In the District Court, Judge Joseph Yau Chi-lap said: 'As an adult, he must have been able to realise what he stated in the e-mail would cause serious alarm to US authorities.'

He said the e-mail was sent just four years after the September 11 attack, and that it was a barbarous and illegal means to solve problems.

In the e-mail, titled 'Alert Gorillaz Dirty Bombs Attack Oakland Port!!!!!!!!!!', sent to the US Department of Homeland Security, Luk claimed to be an officer from Guangdong police.

It said Pakistani terrorists had loaded radioactive materials and explosives into two containers that were on the way to the west coast port of Oakland, which led to the 10-hour closure. The containers actually contained 1,000 cartons of figurines of the virtual band Gorillaz.

Luk earlier pleaded guilty to obtaining access to a computer with dishonest intent. He admitted hacking into a broadband internet account to send the hoax e-mail.

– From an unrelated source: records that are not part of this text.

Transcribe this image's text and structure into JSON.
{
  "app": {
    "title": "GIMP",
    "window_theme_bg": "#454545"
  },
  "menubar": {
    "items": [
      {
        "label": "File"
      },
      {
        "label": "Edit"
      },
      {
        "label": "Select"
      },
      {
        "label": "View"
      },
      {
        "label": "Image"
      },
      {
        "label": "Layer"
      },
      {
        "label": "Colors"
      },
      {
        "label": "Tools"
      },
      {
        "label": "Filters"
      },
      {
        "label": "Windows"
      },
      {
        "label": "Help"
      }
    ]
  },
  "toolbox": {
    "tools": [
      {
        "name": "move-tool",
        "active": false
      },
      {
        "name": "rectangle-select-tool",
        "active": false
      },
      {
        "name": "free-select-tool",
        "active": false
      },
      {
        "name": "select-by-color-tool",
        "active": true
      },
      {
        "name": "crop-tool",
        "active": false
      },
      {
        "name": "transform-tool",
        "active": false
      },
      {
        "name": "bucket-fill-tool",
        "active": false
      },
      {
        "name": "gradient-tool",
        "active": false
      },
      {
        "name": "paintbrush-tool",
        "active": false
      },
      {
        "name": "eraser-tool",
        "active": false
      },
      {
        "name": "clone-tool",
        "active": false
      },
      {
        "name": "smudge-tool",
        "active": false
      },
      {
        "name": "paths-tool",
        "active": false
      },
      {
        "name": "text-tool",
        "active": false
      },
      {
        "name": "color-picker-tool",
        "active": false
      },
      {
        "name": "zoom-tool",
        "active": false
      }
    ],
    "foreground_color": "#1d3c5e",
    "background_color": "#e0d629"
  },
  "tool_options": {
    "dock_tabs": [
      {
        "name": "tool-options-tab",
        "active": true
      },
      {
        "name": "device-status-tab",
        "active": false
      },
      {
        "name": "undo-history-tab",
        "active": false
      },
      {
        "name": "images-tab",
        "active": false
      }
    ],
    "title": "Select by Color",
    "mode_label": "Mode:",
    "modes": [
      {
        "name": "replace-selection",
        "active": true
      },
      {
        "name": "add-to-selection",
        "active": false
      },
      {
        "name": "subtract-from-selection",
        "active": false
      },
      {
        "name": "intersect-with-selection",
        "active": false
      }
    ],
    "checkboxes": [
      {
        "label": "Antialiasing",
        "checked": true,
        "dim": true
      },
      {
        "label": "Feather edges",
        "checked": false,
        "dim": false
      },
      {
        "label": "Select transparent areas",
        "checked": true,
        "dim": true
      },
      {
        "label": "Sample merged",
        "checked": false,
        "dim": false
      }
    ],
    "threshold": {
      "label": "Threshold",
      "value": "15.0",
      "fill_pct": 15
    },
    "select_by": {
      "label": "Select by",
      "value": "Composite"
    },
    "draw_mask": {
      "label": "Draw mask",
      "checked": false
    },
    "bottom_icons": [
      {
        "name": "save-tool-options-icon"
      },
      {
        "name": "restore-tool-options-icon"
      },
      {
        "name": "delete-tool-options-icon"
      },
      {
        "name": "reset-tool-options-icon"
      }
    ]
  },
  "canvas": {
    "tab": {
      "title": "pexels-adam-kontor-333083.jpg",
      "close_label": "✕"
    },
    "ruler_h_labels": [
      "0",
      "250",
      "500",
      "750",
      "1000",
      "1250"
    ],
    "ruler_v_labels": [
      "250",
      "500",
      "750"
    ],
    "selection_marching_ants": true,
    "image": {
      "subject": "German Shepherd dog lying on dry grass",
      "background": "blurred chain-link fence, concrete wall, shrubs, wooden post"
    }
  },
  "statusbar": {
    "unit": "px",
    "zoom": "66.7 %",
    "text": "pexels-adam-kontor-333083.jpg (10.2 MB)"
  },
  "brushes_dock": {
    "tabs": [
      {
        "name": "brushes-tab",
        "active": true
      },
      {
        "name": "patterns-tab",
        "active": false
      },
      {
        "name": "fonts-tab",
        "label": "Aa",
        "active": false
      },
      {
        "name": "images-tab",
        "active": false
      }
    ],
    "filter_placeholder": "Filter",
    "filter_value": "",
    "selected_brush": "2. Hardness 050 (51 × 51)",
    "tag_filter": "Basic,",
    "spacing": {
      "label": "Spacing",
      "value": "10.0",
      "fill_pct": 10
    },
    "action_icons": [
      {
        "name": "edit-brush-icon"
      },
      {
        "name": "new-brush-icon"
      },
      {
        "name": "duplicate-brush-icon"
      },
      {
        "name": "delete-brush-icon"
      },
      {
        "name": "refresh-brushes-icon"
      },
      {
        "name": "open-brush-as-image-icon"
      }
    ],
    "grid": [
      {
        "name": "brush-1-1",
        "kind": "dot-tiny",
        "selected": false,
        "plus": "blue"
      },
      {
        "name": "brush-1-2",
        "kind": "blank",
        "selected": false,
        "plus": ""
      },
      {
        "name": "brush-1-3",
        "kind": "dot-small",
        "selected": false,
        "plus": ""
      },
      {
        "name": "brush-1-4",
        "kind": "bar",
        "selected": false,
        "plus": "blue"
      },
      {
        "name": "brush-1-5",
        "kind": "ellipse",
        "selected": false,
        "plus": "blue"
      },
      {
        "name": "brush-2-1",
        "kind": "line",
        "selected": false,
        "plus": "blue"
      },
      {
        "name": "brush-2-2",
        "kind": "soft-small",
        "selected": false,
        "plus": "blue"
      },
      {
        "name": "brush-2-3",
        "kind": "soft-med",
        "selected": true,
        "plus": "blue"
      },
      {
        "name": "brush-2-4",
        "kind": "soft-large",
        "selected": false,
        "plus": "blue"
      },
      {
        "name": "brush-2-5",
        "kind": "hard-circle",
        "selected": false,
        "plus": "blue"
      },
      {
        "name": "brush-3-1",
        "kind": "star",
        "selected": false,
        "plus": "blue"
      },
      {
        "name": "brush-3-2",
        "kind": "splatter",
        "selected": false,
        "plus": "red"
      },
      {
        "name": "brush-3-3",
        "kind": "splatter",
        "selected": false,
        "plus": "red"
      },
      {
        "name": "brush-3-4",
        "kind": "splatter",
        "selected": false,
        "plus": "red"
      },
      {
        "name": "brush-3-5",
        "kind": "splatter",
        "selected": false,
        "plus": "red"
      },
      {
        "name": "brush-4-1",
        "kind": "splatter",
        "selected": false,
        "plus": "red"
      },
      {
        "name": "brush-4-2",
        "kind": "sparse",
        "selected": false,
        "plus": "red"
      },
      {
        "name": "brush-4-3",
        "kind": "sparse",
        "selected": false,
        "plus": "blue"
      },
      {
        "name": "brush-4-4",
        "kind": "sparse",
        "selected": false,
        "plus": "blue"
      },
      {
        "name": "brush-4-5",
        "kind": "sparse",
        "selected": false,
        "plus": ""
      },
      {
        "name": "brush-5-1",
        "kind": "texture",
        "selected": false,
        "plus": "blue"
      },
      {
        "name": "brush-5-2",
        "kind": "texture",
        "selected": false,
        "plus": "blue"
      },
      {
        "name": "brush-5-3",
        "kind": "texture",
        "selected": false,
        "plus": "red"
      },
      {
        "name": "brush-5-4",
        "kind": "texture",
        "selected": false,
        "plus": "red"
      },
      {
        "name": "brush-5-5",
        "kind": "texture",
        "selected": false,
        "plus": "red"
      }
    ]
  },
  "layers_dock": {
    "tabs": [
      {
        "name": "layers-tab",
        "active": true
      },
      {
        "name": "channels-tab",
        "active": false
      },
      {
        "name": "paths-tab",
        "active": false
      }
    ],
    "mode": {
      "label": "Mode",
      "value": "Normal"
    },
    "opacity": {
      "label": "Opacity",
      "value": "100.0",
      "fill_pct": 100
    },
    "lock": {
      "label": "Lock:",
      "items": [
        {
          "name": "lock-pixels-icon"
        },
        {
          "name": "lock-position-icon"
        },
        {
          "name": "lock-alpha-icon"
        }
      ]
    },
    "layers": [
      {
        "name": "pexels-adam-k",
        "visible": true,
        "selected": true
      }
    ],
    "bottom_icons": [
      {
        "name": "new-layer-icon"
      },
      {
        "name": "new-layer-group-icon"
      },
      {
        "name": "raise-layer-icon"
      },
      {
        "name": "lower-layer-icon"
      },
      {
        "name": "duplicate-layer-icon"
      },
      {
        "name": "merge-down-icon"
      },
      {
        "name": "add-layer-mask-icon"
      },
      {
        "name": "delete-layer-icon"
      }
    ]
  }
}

Defence lawyer Mui Moosdeem Azmat told the court that Luk's father, who had been paying Luk's legal bill with his pension, had exhausted his funds and could no longer afford to pay for Andrew Bruce SC, who represented Luk earlier.

Luk broke down in tears and wailed 'I'm sorry, father!', after Mui said his 80-year-old father had become depressed and frail over the case.

A former employee of the toy dealer wrote to the court that Luk was under financial stress because he was cheated out of US$1 million by an American. His father's letter said Luk had mistakenly trusted people because of his lack of experience.